Segment Start: Data for the task

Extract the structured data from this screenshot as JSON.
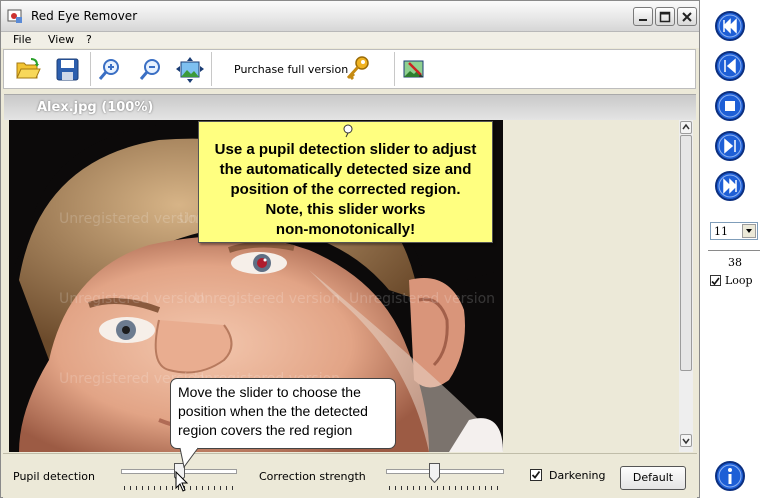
{
  "window": {
    "title": "Red Eye Remover"
  },
  "menu": [
    "File",
    "View",
    "?"
  ],
  "toolbar": {
    "buttons": [
      {
        "icon": "open-folder-icon"
      },
      {
        "icon": "save-disk-icon"
      },
      {
        "icon": "zoom-in-icon"
      },
      {
        "icon": "zoom-out-icon"
      },
      {
        "icon": "fit-to-window-icon"
      },
      {
        "icon": "key-icon"
      },
      {
        "icon": "edit-image-icon"
      }
    ],
    "purchase_label": "Purchase full version"
  },
  "document": {
    "tab_label": "Alex.jpg (100%)",
    "watermark": "Unregistered version"
  },
  "callouts": {
    "slider_tip": [
      "Use a pupil detection slider to adjust",
      "the automatically detected size and",
      "position of the corrected region.",
      "Note, this slider works",
      "non-monotonically!"
    ],
    "move_tip": [
      "Move the slider to choose the",
      "position when the the detected",
      "region covers the red region"
    ]
  },
  "controls": {
    "pupil_detection_label": "Pupil detection",
    "pupil_detection_value": 0.5,
    "correction_strength_label": "Correction strength",
    "correction_strength_value": 0.4,
    "darkening_label": "Darkening",
    "darkening_checked": true,
    "default_button": "Default"
  },
  "side_panel": {
    "buttons": [
      "first-slide-icon",
      "previous-slide-icon",
      "stop-icon",
      "next-slide-icon",
      "last-slide-icon"
    ],
    "slide_number": "11",
    "slide_count": "38",
    "loop_label": "Loop",
    "loop_checked": true,
    "info_icon": "info-icon"
  },
  "colors": {
    "callout_yellow": "#ffff80",
    "side_button_blue": "#1e5fd6",
    "pupil_red": "#b01d2d"
  }
}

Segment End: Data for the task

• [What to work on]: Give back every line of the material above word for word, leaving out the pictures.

• [Your response]:
Extract the structured data from this screenshot as JSON.
{
  "window": {
    "title": "Red Eye Remover"
  },
  "menu": [
    "File",
    "View",
    "?"
  ],
  "toolbar": {
    "buttons": [
      {
        "icon": "open-folder-icon"
      },
      {
        "icon": "save-disk-icon"
      },
      {
        "icon": "zoom-in-icon"
      },
      {
        "icon": "zoom-out-icon"
      },
      {
        "icon": "fit-to-window-icon"
      },
      {
        "icon": "key-icon"
      },
      {
        "icon": "edit-image-icon"
      }
    ],
    "purchase_label": "Purchase full version"
  },
  "document": {
    "tab_label": "Alex.jpg (100%)",
    "watermark": "Unregistered version"
  },
  "callouts": {
    "slider_tip": [
      "Use a pupil detection slider to adjust",
      "the automatically detected size and",
      "position of the corrected region.",
      "Note, this slider works",
      "non-monotonically!"
    ],
    "move_tip": [
      "Move the slider to choose the",
      "position when the the detected",
      "region covers the red region"
    ]
  },
  "controls": {
    "pupil_detection_label": "Pupil detection",
    "pupil_detection_value": 0.5,
    "correction_strength_label": "Correction strength",
    "correction_strength_value": 0.4,
    "darkening_label": "Darkening",
    "darkening_checked": true,
    "default_button": "Default"
  },
  "side_panel": {
    "buttons": [
      "first-slide-icon",
      "previous-slide-icon",
      "stop-icon",
      "next-slide-icon",
      "last-slide-icon"
    ],
    "slide_number": "11",
    "slide_count": "38",
    "loop_label": "Loop",
    "loop_checked": true,
    "info_icon": "info-icon"
  },
  "colors": {
    "callout_yellow": "#ffff80",
    "side_button_blue": "#1e5fd6",
    "pupil_red": "#b01d2d"
  }
}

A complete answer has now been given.